> [ASSIGNED TASK]:
Look through the material and copy each line holding "true".

> [INPUT]:
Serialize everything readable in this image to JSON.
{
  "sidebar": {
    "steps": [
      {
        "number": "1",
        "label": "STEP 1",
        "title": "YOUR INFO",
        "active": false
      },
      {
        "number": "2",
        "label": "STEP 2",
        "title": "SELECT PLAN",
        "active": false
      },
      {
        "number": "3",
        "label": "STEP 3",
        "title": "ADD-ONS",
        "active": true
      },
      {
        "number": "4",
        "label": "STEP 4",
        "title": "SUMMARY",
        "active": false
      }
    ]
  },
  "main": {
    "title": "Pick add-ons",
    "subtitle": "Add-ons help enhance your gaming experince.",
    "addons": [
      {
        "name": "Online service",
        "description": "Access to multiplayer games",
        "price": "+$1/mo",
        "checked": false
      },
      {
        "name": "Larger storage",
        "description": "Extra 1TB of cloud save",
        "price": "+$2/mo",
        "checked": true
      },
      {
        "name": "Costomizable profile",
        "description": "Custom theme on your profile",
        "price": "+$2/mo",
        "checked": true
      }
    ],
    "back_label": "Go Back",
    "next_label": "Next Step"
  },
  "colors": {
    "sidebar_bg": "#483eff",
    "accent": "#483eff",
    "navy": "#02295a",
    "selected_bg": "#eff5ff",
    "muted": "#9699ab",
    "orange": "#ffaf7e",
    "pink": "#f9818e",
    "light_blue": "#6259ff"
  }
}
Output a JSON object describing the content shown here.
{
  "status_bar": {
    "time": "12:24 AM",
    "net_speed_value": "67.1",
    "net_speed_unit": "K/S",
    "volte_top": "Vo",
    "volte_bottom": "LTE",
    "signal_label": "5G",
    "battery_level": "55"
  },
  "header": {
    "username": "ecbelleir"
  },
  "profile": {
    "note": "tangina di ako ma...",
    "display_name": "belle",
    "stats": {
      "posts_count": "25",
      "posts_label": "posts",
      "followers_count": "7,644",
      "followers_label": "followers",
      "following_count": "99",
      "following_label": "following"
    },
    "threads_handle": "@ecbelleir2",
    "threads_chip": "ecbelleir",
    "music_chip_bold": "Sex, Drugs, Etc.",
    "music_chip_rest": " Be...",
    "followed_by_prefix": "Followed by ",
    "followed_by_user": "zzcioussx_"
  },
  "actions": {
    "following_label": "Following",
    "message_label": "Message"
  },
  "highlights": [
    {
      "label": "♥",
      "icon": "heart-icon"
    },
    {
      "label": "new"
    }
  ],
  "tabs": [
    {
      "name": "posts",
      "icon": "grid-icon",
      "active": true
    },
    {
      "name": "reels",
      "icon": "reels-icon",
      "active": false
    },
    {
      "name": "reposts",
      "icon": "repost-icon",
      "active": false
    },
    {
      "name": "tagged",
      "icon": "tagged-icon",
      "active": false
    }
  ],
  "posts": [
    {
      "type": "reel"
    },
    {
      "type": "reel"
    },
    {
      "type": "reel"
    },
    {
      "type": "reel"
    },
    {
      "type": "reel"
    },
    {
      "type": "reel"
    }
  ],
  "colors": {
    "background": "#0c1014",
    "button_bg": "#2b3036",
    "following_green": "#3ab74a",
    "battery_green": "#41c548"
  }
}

> [EXERCISE RESULT]:
        "active": true
        "checked": true
        "checked": true
      "active": true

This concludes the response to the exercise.